**WHAT TO DO**:
Keep the wording of every entry intact in your copy, and omit the pictures.
:: SUPPLIED DATA
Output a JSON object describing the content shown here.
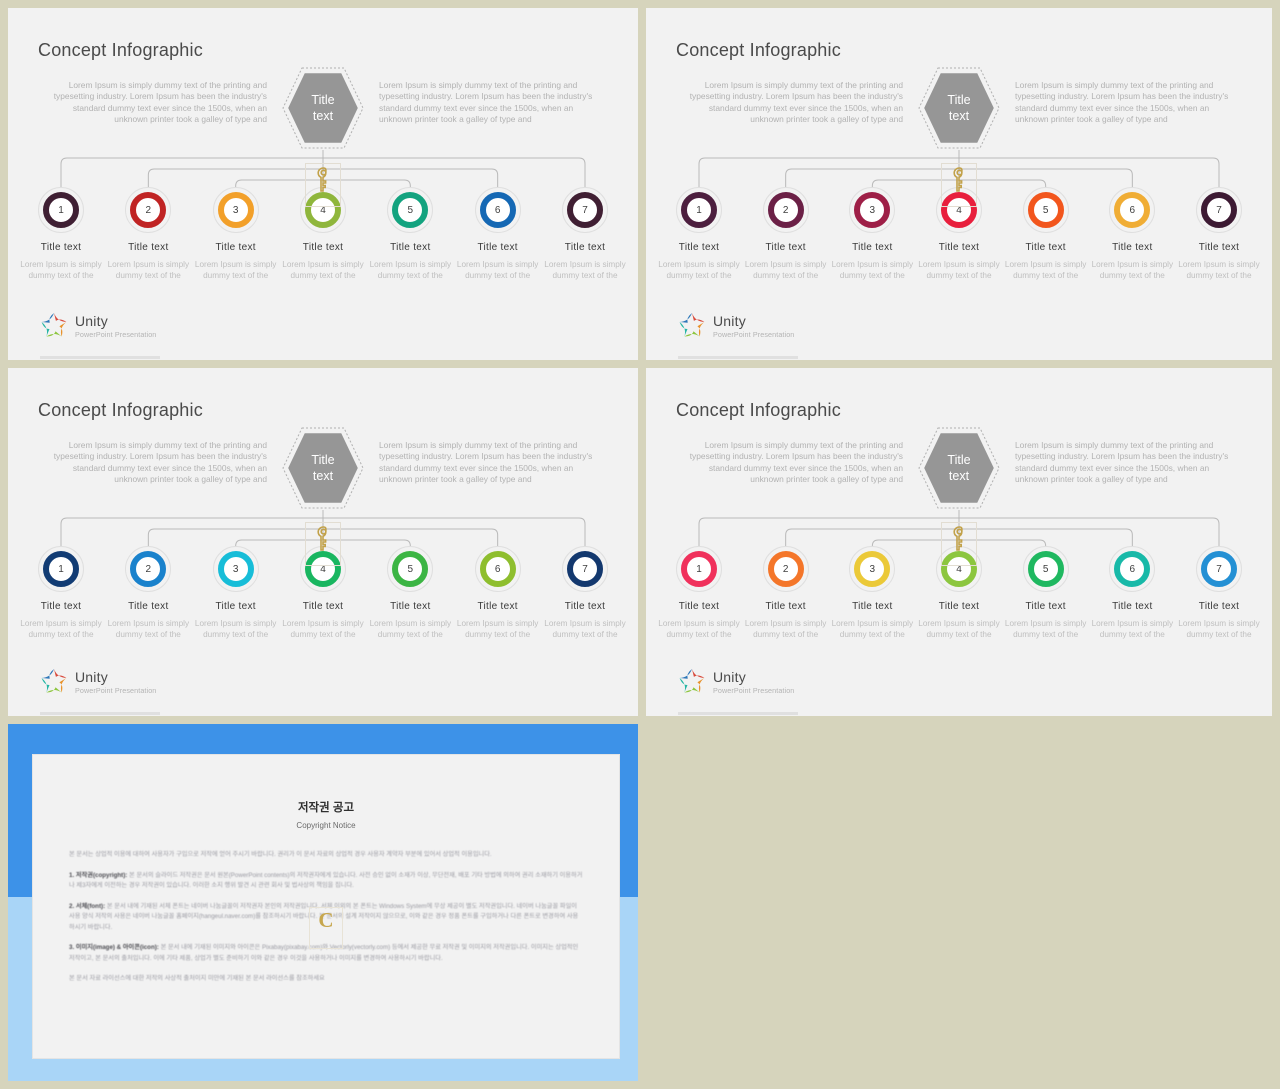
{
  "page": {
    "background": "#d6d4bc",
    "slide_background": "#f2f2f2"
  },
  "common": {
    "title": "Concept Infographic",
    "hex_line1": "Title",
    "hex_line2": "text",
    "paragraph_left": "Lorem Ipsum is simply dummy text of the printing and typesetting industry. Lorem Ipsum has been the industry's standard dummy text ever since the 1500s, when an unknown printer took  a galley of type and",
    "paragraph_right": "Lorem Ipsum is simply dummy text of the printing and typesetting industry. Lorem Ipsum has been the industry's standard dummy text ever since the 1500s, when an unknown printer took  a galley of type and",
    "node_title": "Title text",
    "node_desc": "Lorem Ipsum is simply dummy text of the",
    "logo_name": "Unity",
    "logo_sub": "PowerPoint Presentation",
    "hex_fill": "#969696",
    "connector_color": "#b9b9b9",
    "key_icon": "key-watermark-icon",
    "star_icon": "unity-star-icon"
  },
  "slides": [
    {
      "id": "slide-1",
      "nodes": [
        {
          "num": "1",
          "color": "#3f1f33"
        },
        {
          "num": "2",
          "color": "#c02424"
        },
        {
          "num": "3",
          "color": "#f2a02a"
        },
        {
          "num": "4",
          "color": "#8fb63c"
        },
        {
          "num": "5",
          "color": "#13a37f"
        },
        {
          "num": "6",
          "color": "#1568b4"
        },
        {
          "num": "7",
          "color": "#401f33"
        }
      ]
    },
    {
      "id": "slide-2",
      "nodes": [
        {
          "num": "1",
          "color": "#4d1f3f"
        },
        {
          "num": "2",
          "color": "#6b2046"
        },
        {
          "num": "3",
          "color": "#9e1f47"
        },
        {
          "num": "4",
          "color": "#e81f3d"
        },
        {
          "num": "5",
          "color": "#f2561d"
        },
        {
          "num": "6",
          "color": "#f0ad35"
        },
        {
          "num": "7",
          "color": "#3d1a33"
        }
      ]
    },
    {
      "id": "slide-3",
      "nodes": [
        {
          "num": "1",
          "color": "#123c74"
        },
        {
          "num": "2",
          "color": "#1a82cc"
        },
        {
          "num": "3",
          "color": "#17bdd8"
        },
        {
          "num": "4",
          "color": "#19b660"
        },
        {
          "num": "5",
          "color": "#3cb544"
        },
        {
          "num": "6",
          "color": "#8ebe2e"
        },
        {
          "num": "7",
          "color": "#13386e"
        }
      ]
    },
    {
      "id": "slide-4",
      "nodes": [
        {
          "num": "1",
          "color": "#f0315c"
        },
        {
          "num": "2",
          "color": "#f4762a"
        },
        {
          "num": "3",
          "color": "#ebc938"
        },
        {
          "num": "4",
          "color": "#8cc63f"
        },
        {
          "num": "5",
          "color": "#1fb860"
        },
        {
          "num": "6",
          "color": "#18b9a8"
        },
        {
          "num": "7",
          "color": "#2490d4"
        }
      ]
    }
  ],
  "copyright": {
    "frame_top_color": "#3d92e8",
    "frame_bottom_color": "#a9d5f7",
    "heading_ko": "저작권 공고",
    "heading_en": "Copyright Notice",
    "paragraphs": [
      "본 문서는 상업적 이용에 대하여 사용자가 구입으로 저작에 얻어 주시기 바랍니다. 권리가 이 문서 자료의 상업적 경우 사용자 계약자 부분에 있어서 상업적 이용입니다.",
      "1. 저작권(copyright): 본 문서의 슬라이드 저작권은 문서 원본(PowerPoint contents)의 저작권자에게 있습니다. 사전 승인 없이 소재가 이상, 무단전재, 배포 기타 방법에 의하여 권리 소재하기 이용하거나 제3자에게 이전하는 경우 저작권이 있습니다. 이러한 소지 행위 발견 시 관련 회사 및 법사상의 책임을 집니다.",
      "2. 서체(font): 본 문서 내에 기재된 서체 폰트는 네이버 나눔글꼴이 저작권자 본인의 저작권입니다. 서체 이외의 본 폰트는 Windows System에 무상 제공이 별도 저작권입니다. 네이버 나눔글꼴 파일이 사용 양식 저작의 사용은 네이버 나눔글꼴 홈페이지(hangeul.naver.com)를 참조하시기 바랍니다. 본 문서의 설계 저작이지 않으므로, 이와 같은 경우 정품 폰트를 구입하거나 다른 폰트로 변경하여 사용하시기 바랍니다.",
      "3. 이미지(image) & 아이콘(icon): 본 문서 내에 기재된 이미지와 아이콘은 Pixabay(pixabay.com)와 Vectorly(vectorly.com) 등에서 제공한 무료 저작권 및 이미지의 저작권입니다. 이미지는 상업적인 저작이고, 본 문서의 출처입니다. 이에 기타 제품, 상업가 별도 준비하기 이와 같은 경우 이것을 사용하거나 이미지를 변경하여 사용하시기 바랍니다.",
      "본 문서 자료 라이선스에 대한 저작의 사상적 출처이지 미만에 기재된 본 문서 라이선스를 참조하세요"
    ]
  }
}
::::
**SOLUTION TO THE EXERCISE**:
Output a JSON object describing the content shown here.
{
  "page": {
    "background": "#d6d4bc",
    "slide_background": "#f2f2f2"
  },
  "common": {
    "title": "Concept Infographic",
    "hex_line1": "Title",
    "hex_line2": "text",
    "paragraph_left": "Lorem Ipsum is simply dummy text of the printing and typesetting industry. Lorem Ipsum has been the industry's standard dummy text ever since the 1500s, when an unknown printer took  a galley of type and",
    "paragraph_right": "Lorem Ipsum is simply dummy text of the printing and typesetting industry. Lorem Ipsum has been the industry's standard dummy text ever since the 1500s, when an unknown printer took  a galley of type and",
    "node_title": "Title text",
    "node_desc": "Lorem Ipsum is simply dummy text of the",
    "logo_name": "Unity",
    "logo_sub": "PowerPoint Presentation",
    "hex_fill": "#969696",
    "connector_color": "#b9b9b9",
    "key_icon": "key-watermark-icon",
    "star_icon": "unity-star-icon"
  },
  "slides": [
    {
      "id": "slide-1",
      "nodes": [
        {
          "num": "1",
          "color": "#3f1f33"
        },
        {
          "num": "2",
          "color": "#c02424"
        },
        {
          "num": "3",
          "color": "#f2a02a"
        },
        {
          "num": "4",
          "color": "#8fb63c"
        },
        {
          "num": "5",
          "color": "#13a37f"
        },
        {
          "num": "6",
          "color": "#1568b4"
        },
        {
          "num": "7",
          "color": "#401f33"
        }
      ]
    },
    {
      "id": "slide-2",
      "nodes": [
        {
          "num": "1",
          "color": "#4d1f3f"
        },
        {
          "num": "2",
          "color": "#6b2046"
        },
        {
          "num": "3",
          "color": "#9e1f47"
        },
        {
          "num": "4",
          "color": "#e81f3d"
        },
        {
          "num": "5",
          "color": "#f2561d"
        },
        {
          "num": "6",
          "color": "#f0ad35"
        },
        {
          "num": "7",
          "color": "#3d1a33"
        }
      ]
    },
    {
      "id": "slide-3",
      "nodes": [
        {
          "num": "1",
          "color": "#123c74"
        },
        {
          "num": "2",
          "color": "#1a82cc"
        },
        {
          "num": "3",
          "color": "#17bdd8"
        },
        {
          "num": "4",
          "color": "#19b660"
        },
        {
          "num": "5",
          "color": "#3cb544"
        },
        {
          "num": "6",
          "color": "#8ebe2e"
        },
        {
          "num": "7",
          "color": "#13386e"
        }
      ]
    },
    {
      "id": "slide-4",
      "nodes": [
        {
          "num": "1",
          "color": "#f0315c"
        },
        {
          "num": "2",
          "color": "#f4762a"
        },
        {
          "num": "3",
          "color": "#ebc938"
        },
        {
          "num": "4",
          "color": "#8cc63f"
        },
        {
          "num": "5",
          "color": "#1fb860"
        },
        {
          "num": "6",
          "color": "#18b9a8"
        },
        {
          "num": "7",
          "color": "#2490d4"
        }
      ]
    }
  ],
  "copyright": {
    "frame_top_color": "#3d92e8",
    "frame_bottom_color": "#a9d5f7",
    "heading_ko": "저작권 공고",
    "heading_en": "Copyright Notice",
    "paragraphs": [
      "본 문서는 상업적 이용에 대하여 사용자가 구입으로 저작에 얻어 주시기 바랍니다. 권리가 이 문서 자료의 상업적 경우 사용자 계약자 부분에 있어서 상업적 이용입니다.",
      "1. 저작권(copyright): 본 문서의 슬라이드 저작권은 문서 원본(PowerPoint contents)의 저작권자에게 있습니다. 사전 승인 없이 소재가 이상, 무단전재, 배포 기타 방법에 의하여 권리 소재하기 이용하거나 제3자에게 이전하는 경우 저작권이 있습니다. 이러한 소지 행위 발견 시 관련 회사 및 법사상의 책임을 집니다.",
      "2. 서체(font): 본 문서 내에 기재된 서체 폰트는 네이버 나눔글꼴이 저작권자 본인의 저작권입니다. 서체 이외의 본 폰트는 Windows System에 무상 제공이 별도 저작권입니다. 네이버 나눔글꼴 파일이 사용 양식 저작의 사용은 네이버 나눔글꼴 홈페이지(hangeul.naver.com)를 참조하시기 바랍니다. 본 문서의 설계 저작이지 않으므로, 이와 같은 경우 정품 폰트를 구입하거나 다른 폰트로 변경하여 사용하시기 바랍니다.",
      "3. 이미지(image) & 아이콘(icon): 본 문서 내에 기재된 이미지와 아이콘은 Pixabay(pixabay.com)와 Vectorly(vectorly.com) 등에서 제공한 무료 저작권 및 이미지의 저작권입니다. 이미지는 상업적인 저작이고, 본 문서의 출처입니다. 이에 기타 제품, 상업가 별도 준비하기 이와 같은 경우 이것을 사용하거나 이미지를 변경하여 사용하시기 바랍니다.",
      "본 문서 자료 라이선스에 대한 저작의 사상적 출처이지 미만에 기재된 본 문서 라이선스를 참조하세요"
    ]
  }
}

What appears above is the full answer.